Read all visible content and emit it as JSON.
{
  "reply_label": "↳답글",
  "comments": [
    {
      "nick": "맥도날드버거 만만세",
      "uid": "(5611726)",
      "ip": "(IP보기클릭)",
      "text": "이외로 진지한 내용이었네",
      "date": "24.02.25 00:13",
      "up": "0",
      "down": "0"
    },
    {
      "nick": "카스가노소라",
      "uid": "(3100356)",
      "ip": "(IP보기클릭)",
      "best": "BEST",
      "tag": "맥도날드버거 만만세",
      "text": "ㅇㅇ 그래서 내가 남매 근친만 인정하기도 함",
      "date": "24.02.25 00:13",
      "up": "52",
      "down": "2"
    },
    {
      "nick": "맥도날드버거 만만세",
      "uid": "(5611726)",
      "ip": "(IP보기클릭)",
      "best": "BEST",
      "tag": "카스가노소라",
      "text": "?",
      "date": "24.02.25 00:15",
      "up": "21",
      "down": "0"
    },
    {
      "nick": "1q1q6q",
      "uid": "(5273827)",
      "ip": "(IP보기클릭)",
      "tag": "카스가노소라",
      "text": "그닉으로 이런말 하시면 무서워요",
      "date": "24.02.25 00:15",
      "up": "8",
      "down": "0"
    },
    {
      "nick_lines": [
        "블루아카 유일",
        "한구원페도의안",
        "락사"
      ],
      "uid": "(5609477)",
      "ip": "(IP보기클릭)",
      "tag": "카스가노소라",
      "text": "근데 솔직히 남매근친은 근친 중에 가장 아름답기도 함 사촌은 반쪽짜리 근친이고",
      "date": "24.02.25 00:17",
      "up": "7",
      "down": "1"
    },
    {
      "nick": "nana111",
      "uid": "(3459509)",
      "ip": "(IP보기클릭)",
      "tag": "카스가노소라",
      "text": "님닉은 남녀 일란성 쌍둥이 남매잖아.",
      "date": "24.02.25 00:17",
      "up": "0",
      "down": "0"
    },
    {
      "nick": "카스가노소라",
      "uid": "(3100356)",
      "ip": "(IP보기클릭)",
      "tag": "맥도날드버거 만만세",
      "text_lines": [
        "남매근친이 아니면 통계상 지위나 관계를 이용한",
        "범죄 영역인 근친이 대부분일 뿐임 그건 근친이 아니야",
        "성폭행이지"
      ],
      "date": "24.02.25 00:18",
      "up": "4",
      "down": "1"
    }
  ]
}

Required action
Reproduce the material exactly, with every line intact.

Exercise output
Read all visible content and emit it as JSON.
{
  "reply_label": "↳답글",
  "comments": [
    {
      "nick": "맥도날드버거 만만세",
      "uid": "(5611726)",
      "ip": "(IP보기클릭)",
      "text": "이외로 진지한 내용이었네",
      "date": "24.02.25 00:13",
      "up": "0",
      "down": "0"
    },
    {
      "nick": "카스가노소라",
      "uid": "(3100356)",
      "ip": "(IP보기클릭)",
      "best": "BEST",
      "tag": "맥도날드버거 만만세",
      "text": "ㅇㅇ 그래서 내가 남매 근친만 인정하기도 함",
      "date": "24.02.25 00:13",
      "up": "52",
      "down": "2"
    },
    {
      "nick": "맥도날드버거 만만세",
      "uid": "(5611726)",
      "ip": "(IP보기클릭)",
      "best": "BEST",
      "tag": "카스가노소라",
      "text": "?",
      "date": "24.02.25 00:15",
      "up": "21",
      "down": "0"
    },
    {
      "nick": "1q1q6q",
      "uid": "(5273827)",
      "ip": "(IP보기클릭)",
      "tag": "카스가노소라",
      "text": "그닉으로 이런말 하시면 무서워요",
      "date": "24.02.25 00:15",
      "up": "8",
      "down": "0"
    },
    {
      "nick_lines": [
        "블루아카 유일",
        "한구원페도의안",
        "락사"
      ],
      "uid": "(5609477)",
      "ip": "(IP보기클릭)",
      "tag": "카스가노소라",
      "text": "근데 솔직히 남매근친은 근친 중에 가장 아름답기도 함 사촌은 반쪽짜리 근친이고",
      "date": "24.02.25 00:17",
      "up": "7",
      "down": "1"
    },
    {
      "nick": "nana111",
      "uid": "(3459509)",
      "ip": "(IP보기클릭)",
      "tag": "카스가노소라",
      "text": "님닉은 남녀 일란성 쌍둥이 남매잖아.",
      "date": "24.02.25 00:17",
      "up": "0",
      "down": "0"
    },
    {
      "nick": "카스가노소라",
      "uid": "(3100356)",
      "ip": "(IP보기클릭)",
      "tag": "맥도날드버거 만만세",
      "text_lines": [
        "남매근친이 아니면 통계상 지위나 관계를 이용한",
        "범죄 영역인 근친이 대부분일 뿐임 그건 근친이 아니야",
        "성폭행이지"
      ],
      "date": "24.02.25 00:18",
      "up": "4",
      "down": "1"
    }
  ]
}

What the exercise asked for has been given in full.